Teaching point: all too often students ask why should the company care if the stock price in teh secondary market goes up or down. The standard answer includes a mention of what happens when they want to sell more shares in a SEO. This is quite similar. Here the article focuses on the secondary market for baseball tickets, but also shows that this secondary market impacts the primary market as well (as evidence by the teams cutting prices etc).
From the NY Times:
Holders of Season Tickets Are Having Second Thoughts - NYTimes.com:
"The weak resale market has Goldman and a growing number of Mets and Yankees season-ticket holders considering whether to drop their seats next year, or to switch to a plan with fewer games or cheaper seats. The risk of getting stuck with expensive tickets that are hard to resell, they said, is just too high in a weak economy."
"If I can’t move these tickets, I can’t afford to be stuck with them or take a loss,” said Mr. Coleman, who said he was getting 40 percent less this year for tickets to weekday games that he resold. “The proof is the secondary market.
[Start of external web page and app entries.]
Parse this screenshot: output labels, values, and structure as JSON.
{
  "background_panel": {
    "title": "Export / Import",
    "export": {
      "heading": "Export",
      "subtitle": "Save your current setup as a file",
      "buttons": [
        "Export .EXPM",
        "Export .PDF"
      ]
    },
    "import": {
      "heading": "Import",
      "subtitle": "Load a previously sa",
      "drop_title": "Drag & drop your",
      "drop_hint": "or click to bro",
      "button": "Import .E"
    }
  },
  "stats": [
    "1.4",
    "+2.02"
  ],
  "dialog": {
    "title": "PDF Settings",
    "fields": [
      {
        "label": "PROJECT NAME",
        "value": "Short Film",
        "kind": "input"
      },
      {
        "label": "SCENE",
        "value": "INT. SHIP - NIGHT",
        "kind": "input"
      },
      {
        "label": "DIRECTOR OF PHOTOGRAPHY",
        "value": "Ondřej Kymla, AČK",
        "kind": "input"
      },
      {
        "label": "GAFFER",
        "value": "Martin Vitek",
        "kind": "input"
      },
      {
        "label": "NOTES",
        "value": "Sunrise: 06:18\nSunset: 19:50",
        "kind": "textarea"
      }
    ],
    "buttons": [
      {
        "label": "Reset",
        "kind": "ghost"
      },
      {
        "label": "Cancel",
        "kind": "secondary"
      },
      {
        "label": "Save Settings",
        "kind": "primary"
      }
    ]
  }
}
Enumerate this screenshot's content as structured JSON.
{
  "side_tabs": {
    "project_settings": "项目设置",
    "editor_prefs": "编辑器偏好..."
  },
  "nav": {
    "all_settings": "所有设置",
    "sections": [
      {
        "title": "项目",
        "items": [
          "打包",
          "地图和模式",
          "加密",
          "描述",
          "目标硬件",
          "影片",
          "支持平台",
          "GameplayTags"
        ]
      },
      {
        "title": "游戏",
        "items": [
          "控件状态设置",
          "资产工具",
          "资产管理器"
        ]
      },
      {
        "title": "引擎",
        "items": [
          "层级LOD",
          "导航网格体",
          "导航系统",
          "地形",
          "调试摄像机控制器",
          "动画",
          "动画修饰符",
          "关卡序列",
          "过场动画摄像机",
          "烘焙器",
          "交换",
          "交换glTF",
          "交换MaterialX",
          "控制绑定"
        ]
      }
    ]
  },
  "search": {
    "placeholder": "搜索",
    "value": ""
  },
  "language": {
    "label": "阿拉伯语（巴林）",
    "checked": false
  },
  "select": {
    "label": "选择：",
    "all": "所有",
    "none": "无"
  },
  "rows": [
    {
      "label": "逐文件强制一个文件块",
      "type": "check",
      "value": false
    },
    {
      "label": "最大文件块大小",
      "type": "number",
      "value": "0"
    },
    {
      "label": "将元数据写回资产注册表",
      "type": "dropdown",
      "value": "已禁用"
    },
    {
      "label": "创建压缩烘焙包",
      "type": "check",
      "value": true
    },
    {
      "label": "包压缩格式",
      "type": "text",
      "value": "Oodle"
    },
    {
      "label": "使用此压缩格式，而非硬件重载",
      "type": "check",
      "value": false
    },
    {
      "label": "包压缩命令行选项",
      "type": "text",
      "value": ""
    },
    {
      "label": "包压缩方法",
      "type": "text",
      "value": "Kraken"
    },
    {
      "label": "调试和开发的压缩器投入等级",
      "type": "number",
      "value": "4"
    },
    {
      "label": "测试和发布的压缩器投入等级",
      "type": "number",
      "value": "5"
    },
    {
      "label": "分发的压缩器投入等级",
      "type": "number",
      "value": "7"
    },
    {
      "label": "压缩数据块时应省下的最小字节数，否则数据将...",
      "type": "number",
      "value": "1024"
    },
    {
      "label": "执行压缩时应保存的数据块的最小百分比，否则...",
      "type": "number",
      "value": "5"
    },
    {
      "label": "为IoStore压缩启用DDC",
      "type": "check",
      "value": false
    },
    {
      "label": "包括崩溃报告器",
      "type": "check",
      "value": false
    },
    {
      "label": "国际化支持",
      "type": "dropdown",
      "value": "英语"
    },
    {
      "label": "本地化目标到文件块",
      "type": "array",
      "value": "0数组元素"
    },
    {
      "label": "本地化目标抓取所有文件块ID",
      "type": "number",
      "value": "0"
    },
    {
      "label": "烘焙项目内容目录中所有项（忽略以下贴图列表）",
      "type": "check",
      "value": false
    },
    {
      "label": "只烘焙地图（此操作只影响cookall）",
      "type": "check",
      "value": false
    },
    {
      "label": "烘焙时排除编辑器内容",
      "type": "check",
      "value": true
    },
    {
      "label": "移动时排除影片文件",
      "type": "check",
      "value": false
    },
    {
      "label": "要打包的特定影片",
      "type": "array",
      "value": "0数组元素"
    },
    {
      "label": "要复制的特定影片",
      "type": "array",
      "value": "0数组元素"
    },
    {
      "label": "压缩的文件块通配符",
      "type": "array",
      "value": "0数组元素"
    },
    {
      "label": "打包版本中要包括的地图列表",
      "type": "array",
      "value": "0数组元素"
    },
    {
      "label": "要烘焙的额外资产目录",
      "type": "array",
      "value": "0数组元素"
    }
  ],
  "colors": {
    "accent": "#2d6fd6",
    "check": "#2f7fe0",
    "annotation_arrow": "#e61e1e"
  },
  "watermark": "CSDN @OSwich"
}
If you don’t have people willing to buy tickets at these prices, I hope the message gets across to the Yankees and Mets.”"
Anecdotally, I went to Citi Field for the first time this past Sunday and will definitely agree there were MANY empty seats and purchased the tickets for about 25% under face value in a "Secondary market" transaction and even then wonder if I got my money's worth. Yes the park was nice, but the game itself was not very good. It rained, the game was much too long of game (a MoneyBall result? Must every player try and work a full count?) and they lost.